> _Information supplied_:
* * *

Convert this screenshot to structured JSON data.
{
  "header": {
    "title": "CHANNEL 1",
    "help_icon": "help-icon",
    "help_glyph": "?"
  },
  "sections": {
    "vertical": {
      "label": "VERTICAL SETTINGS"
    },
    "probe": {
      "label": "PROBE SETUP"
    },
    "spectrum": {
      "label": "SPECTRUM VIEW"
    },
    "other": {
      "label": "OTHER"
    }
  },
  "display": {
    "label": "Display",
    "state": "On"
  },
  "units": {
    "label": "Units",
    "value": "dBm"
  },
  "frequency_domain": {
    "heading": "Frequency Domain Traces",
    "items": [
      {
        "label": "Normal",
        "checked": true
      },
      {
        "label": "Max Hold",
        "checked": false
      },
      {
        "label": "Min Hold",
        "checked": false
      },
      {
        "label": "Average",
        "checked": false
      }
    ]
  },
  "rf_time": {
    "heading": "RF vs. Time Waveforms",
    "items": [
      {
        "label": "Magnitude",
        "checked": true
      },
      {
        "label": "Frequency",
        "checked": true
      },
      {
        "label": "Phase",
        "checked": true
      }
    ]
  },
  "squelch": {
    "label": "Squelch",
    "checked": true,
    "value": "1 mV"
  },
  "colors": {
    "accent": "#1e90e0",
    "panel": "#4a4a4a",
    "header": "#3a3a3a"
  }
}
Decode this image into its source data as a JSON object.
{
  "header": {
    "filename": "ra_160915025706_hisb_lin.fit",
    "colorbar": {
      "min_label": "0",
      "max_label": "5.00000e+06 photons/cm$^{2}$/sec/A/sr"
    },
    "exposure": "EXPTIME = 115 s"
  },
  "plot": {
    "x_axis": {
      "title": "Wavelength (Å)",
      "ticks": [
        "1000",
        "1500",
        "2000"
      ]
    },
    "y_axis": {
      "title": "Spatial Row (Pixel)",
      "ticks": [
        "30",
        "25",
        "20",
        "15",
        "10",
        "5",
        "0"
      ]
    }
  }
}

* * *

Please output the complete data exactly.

Convert this screenshot to structured JSON data.
{
  "header": {
    "title": "CHANNEL 1",
    "help_icon": "help-icon",
    "help_glyph": "?"
  },
  "sections": {
    "vertical": {
      "label": "VERTICAL SETTINGS"
    },
    "probe": {
      "label": "PROBE SETUP"
    },
    "spectrum": {
      "label": "SPECTRUM VIEW"
    },
    "other": {
      "label": "OTHER"
    }
  },
  "display": {
    "label": "Display",
    "state": "On"
  },
  "units": {
    "label": "Units",
    "value": "dBm"
  },
  "frequency_domain": {
    "heading": "Frequency Domain Traces",
    "items": [
      {
        "label": "Normal",
        "checked": true
      },
      {
        "label": "Max Hold",
        "checked": false
      },
      {
        "label": "Min Hold",
        "checked": false
      },
      {
        "label": "Average",
        "checked": false
      }
    ]
  },
  "rf_time": {
    "heading": "RF vs. Time Waveforms",
    "items": [
      {
        "label": "Magnitude",
        "checked": true
      },
      {
        "label": "Frequency",
        "checked": true
      },
      {
        "label": "Phase",
        "checked": true
      }
    ]
  },
  "squelch": {
    "label": "Squelch",
    "checked": true,
    "value": "1 mV"
  },
  "colors": {
    "accent": "#1e90e0",
    "panel": "#4a4a4a",
    "header": "#3a3a3a"
  }
}
Decode this image into its source data as a JSON object.
{
  "header": {
    "filename": "ra_160915025706_hisb_lin.fit",
    "colorbar": {
      "min_label": "0",
      "max_label": "5.00000e+06 photons/cm$^{2}$/sec/A/sr"
    },
    "exposure": "EXPTIME = 115 s"
  },
  "plot": {
    "x_axis": {
      "title": "Wavelength (Å)",
      "ticks": [
        "1000",
        "1500",
        "2000"
      ]
    },
    "y_axis": {
      "title": "Spatial Row (Pixel)",
      "ticks": [
        "30",
        "25",
        "20",
        "15",
        "10",
        "5",
        "0"
      ]
    }
  }
}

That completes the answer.